WHAT THE TASK ASKS
Set the data below down again, exactly, with every picture left out.

[DATASET RECORDS Boundary: Start]

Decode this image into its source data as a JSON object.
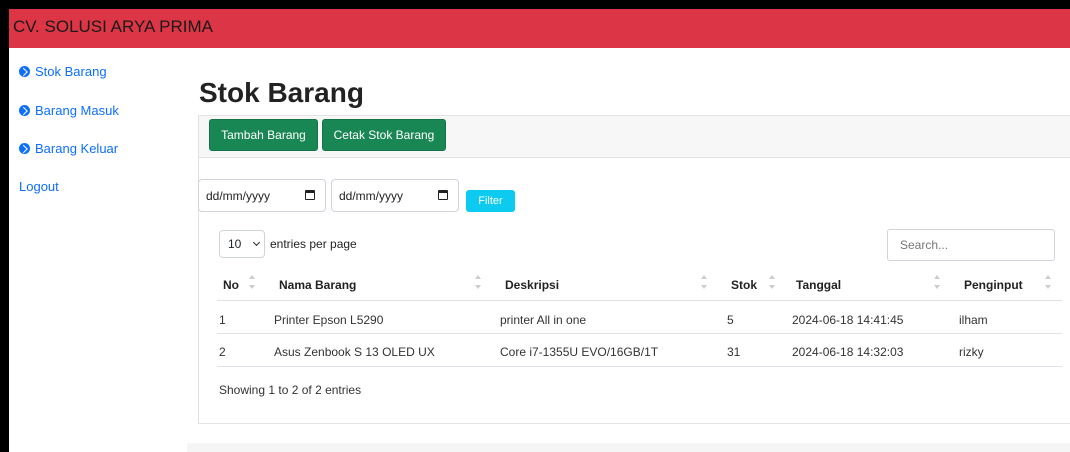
{
  "app": {
    "brand": "CV. SOLUSI ARYA PRIMA"
  },
  "sidebar": {
    "items": [
      {
        "label": "Stok Barang",
        "icon": "circle-arrow-icon"
      },
      {
        "label": "Barang Masuk",
        "icon": "circle-arrow-icon"
      },
      {
        "label": "Barang Keluar",
        "icon": "circle-arrow-icon"
      }
    ],
    "logout": "Logout"
  },
  "main": {
    "title": "Stok Barang",
    "buttons": {
      "add": "Tambah Barang",
      "print": "Cetak Stok Barang"
    },
    "filter": {
      "date_from": "dd/mm/yyyy",
      "date_to": "dd/mm/yyyy",
      "button": "Filter"
    },
    "table_controls": {
      "per_page_value": "10",
      "per_page_label": "entries per page",
      "search_placeholder": "Search..."
    },
    "table": {
      "headers": [
        "No",
        "Nama Barang",
        "Deskripsi",
        "Stok",
        "Tanggal",
        "Penginput"
      ],
      "rows": [
        [
          "1",
          "Printer Epson L5290",
          "printer All in one",
          "5",
          "2024-06-18 14:41:45",
          "ilham"
        ],
        [
          "2",
          "Asus Zenbook S 13 OLED UX",
          "Core i7-1355U EVO/16GB/1T",
          "31",
          "2024-06-18 14:32:03",
          "rizky"
        ]
      ]
    },
    "info": "Showing 1 to 2 of 2 entries"
  },
  "colors": {
    "topbar": "#dc3545",
    "primary": "#0d6efd",
    "success": "#198754",
    "info": "#0dcaf0"
  }
}
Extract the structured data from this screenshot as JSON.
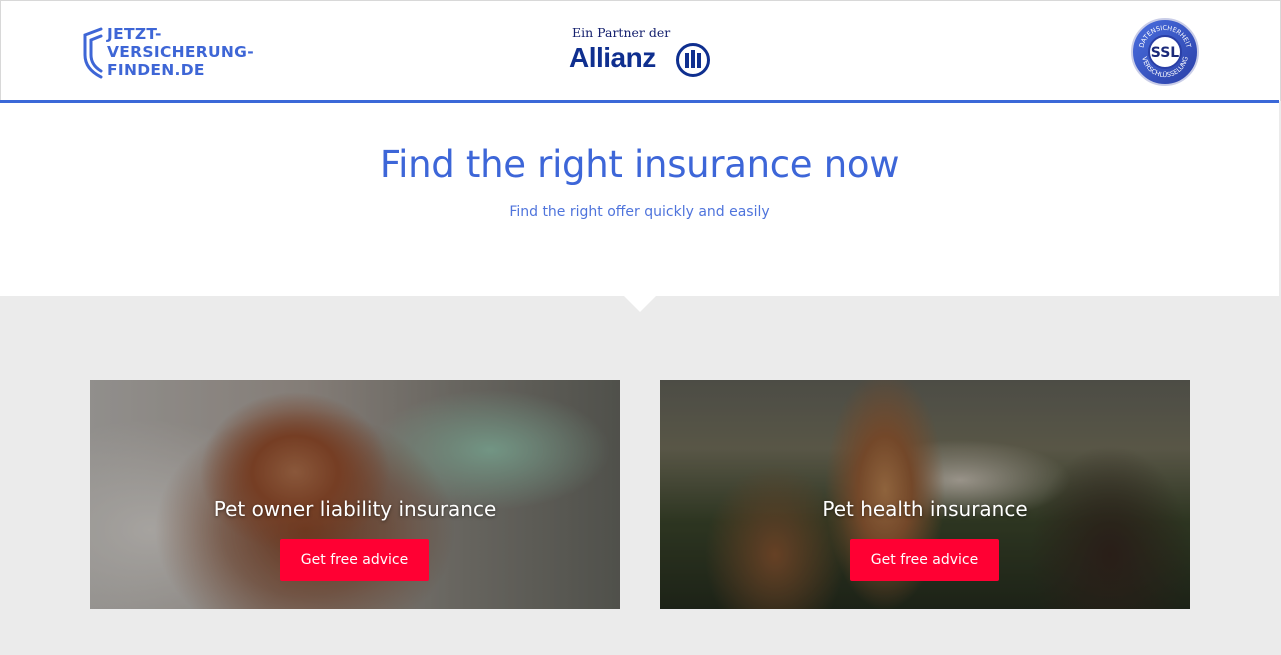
{
  "header": {
    "logo_lines": [
      "JETZT-",
      "VERSICHERUNG-",
      "FINDEN.DE"
    ],
    "partner_label": "Ein Partner der",
    "partner_name": "Allianz",
    "ssl_badge": {
      "center": "SSL",
      "top_arc": "DATENSICHERHEIT",
      "bottom_arc": "VERSCHLÜSSELUNG"
    }
  },
  "hero": {
    "title": "Find the right insurance now",
    "subtitle": "Find the right offer quickly and easily"
  },
  "cards": [
    {
      "title": "Pet owner liability insurance",
      "button_label": "Get free advice",
      "image": "puppy-photo"
    },
    {
      "title": "Pet health insurance",
      "button_label": "Get free advice",
      "image": "horses-photo"
    }
  ],
  "colors": {
    "brand_blue": "#3d66d8",
    "allianz_navy": "#0f2f8f",
    "cta_red": "#ff0033",
    "page_gray": "#ebebeb"
  }
}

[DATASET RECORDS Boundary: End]

TASK RESULT
Decode this image into its source data as a JSON object.
{
  "app": {
    "brand": "CV. SOLUSI ARYA PRIMA"
  },
  "sidebar": {
    "items": [
      {
        "label": "Stok Barang",
        "icon": "circle-arrow-icon"
      },
      {
        "label": "Barang Masuk",
        "icon": "circle-arrow-icon"
      },
      {
        "label": "Barang Keluar",
        "icon": "circle-arrow-icon"
      }
    ],
    "logout": "Logout"
  },
  "main": {
    "title": "Stok Barang",
    "buttons": {
      "add": "Tambah Barang",
      "print": "Cetak Stok Barang"
    },
    "filter": {
      "date_from": "dd/mm/yyyy",
      "date_to": "dd/mm/yyyy",
      "button": "Filter"
    },
    "table_controls": {
      "per_page_value": "10",
      "per_page_label": "entries per page",
      "search_placeholder": "Search..."
    },
    "table": {
      "headers": [
        "No",
        "Nama Barang",
        "Deskripsi",
        "Stok",
        "Tanggal",
        "Penginput"
      ],
      "rows": [
        [
          "1",
          "Printer Epson L5290",
          "printer All in one",
          "5",
          "2024-06-18 14:41:45",
          "ilham"
        ],
        [
          "2",
          "Asus Zenbook S 13 OLED UX",
          "Core i7-1355U EVO/16GB/1T",
          "31",
          "2024-06-18 14:32:03",
          "rizky"
        ]
      ]
    },
    "info": "Showing 1 to 2 of 2 entries"
  },
  "colors": {
    "topbar": "#dc3545",
    "primary": "#0d6efd",
    "success": "#198754",
    "info": "#0dcaf0"
  }
}
Extract the structured data from this screenshot as JSON.
{
  "header": {
    "logo_lines": [
      "JETZT-",
      "VERSICHERUNG-",
      "FINDEN.DE"
    ],
    "partner_label": "Ein Partner der",
    "partner_name": "Allianz",
    "ssl_badge": {
      "center": "SSL",
      "top_arc": "DATENSICHERHEIT",
      "bottom_arc": "VERSCHLÜSSELUNG"
    }
  },
  "hero": {
    "title": "Find the right insurance now",
    "subtitle": "Find the right offer quickly and easily"
  },
  "cards": [
    {
      "title": "Pet owner liability insurance",
      "button_label": "Get free advice",
      "image": "puppy-photo"
    },
    {
      "title": "Pet health insurance",
      "button_label": "Get free advice",
      "image": "horses-photo"
    }
  ],
  "colors": {
    "brand_blue": "#3d66d8",
    "allianz_navy": "#0f2f8f",
    "cta_red": "#ff0033",
    "page_gray": "#ebebeb"
  }
}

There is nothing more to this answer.